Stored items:
● ● ● ● ●
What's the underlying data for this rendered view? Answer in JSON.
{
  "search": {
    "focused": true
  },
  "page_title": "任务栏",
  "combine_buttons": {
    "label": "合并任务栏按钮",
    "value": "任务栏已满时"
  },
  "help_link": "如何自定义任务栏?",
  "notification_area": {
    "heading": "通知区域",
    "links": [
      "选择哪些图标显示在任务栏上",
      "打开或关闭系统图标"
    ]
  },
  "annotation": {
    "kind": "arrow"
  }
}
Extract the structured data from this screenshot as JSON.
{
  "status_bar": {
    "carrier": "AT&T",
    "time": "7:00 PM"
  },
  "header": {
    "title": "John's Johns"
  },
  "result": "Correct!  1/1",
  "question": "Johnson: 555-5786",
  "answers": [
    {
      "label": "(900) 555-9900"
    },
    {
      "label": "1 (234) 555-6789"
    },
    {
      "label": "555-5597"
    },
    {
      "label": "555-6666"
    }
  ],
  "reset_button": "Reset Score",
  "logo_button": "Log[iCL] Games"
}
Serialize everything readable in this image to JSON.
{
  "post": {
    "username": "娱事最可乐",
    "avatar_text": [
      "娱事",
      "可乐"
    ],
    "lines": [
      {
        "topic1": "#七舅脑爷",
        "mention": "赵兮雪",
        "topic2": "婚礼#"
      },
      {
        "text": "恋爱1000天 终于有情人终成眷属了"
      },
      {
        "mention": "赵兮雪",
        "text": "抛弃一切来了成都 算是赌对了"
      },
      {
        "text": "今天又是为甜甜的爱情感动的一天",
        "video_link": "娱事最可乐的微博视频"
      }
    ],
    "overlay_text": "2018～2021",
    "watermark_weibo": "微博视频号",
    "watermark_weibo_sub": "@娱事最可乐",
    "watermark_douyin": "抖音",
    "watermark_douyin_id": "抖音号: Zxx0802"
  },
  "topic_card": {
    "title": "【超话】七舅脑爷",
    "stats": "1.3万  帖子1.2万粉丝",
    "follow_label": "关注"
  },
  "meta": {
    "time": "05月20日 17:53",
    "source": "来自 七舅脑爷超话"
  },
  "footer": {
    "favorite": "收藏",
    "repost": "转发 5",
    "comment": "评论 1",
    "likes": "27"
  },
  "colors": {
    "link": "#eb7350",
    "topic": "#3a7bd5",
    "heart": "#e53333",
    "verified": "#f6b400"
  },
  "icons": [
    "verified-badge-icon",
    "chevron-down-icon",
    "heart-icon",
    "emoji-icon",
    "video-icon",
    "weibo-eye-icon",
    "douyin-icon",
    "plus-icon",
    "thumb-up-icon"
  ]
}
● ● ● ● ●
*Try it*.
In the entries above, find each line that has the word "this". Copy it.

*Result*.
What's the underlying data for this rendered view? Answer in JSON.
Extract the structured data from this screenshot as JSON.
Serialize everything readable in this image to JSON.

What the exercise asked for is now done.